A while ago I started a blog using a popular and powerful hosted service. I used this not because I wasn’t able to install and configure or even write my own, but because it was easier and I don’t have much passion for the technology behind my blog. It is hard to have passion when your posting maybe once or twice a month, but things change.

I started using Jekyll for Zeke’s portfolio site which lead me down a deep rabbit hole. I had his site up and running in three hours, in this time I picked the style, doctored up some photos and learned Jekyll. My site is a tad more complicated, but I had my portfolio converted to use Jekyll in two evenings whilst watching Torchwood. The interesting bits are some custom code to generate the album pages and load the page using javascript. On github

This out of the way it was time to start looking at my neglected blog; sadly the service I used didn’t support exporting of content, so I went through hand picked the entries I wanted to keep and stored them in Dropbox as my favorite file format, markdown. I installed Dropbox on my server and used incron to monitor the Dropbox directory and run a Jekyll rebuild script. Douplicating this functionality for dropping in new images to my gallery was quick and easy.

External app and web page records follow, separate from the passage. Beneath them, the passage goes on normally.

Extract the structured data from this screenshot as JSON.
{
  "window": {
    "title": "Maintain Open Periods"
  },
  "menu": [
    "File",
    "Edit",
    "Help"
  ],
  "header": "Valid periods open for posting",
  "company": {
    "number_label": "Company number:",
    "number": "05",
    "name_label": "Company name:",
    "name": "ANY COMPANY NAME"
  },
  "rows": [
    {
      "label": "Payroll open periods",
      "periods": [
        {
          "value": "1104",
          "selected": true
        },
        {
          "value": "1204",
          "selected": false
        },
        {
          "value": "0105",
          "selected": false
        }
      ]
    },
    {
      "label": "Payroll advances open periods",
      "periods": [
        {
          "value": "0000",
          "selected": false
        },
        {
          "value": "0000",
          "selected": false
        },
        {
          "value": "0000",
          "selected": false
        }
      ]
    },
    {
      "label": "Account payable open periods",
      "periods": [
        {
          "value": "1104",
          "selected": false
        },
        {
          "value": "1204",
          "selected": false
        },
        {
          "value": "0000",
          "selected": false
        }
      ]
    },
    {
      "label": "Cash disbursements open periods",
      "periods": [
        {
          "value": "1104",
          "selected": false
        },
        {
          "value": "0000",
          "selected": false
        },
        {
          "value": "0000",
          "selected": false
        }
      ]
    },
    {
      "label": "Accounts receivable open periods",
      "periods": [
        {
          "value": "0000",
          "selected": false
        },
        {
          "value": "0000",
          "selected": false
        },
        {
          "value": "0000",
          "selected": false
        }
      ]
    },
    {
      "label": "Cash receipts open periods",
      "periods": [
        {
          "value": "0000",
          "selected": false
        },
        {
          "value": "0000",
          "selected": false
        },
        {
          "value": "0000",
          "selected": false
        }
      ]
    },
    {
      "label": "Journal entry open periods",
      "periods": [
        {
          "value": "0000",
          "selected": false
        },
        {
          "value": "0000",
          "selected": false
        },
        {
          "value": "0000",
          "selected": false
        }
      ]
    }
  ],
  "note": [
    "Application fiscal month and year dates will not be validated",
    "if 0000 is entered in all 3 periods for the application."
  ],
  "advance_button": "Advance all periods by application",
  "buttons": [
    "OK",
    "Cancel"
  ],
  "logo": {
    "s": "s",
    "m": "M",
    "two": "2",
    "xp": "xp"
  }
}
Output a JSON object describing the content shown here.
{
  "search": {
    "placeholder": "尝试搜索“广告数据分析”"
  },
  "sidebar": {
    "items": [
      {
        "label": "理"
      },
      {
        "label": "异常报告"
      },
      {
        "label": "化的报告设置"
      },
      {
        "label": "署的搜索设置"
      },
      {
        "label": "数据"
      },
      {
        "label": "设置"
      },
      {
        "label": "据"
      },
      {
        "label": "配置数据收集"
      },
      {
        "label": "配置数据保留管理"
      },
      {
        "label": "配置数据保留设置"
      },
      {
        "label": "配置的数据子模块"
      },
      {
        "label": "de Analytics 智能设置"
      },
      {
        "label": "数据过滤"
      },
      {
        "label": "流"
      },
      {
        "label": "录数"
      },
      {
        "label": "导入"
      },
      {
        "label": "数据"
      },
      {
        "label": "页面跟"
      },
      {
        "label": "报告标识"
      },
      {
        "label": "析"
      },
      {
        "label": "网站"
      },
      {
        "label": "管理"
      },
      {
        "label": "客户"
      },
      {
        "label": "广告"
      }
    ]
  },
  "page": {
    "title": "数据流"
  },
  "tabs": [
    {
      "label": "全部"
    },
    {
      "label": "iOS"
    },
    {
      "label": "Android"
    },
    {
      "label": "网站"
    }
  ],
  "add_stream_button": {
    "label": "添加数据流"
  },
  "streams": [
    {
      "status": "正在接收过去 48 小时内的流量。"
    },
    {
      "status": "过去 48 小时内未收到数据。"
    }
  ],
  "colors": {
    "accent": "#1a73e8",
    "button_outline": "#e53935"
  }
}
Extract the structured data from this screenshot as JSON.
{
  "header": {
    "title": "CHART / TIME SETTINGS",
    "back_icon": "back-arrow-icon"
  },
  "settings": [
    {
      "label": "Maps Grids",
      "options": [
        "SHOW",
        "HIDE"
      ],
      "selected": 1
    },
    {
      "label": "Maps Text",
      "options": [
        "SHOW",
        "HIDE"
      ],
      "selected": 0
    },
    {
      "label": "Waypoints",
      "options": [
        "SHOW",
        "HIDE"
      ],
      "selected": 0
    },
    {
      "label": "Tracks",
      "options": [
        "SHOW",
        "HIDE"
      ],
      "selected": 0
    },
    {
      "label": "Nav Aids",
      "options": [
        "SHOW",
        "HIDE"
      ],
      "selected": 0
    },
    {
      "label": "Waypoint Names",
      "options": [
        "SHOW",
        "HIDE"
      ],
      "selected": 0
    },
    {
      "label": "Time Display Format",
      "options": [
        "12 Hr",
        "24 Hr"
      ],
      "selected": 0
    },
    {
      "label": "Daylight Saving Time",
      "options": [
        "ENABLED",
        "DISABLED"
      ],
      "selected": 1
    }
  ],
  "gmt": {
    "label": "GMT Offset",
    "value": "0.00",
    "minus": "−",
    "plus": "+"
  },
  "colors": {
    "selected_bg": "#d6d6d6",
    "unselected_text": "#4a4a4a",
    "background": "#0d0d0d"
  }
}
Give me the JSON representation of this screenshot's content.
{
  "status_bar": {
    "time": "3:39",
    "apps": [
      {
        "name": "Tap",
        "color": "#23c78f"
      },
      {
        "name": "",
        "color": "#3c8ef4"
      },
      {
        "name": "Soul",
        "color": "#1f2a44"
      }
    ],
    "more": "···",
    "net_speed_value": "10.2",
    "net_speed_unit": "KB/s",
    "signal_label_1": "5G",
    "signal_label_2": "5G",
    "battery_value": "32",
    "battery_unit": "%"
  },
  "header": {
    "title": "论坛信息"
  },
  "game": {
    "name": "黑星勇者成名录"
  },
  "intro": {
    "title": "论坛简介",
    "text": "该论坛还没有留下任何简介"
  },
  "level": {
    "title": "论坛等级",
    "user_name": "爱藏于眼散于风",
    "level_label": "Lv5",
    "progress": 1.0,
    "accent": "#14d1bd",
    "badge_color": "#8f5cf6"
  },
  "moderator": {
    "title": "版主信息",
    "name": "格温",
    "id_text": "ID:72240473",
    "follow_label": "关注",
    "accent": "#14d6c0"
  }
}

Now to publish a blog post or push a new image in to a gallery, I save a file in a Dropbox folder and BAM! There is even a jQuery plugin to pull all your Picasa galleries in to your page using javascript, PWI.


  • I own the content, no more having to worry if the service I’m using can export
  • Publishing is even easier then on the hosted service and it can even easily be done using any device with access to Dropbox
  • It is all static content, no server side scripts required to serve pages, scaling is easy-peasy


  • The uptime responsability falls on me
  • Current setup doesn’t support any server side script, you can add some by plugging in a Sinatra server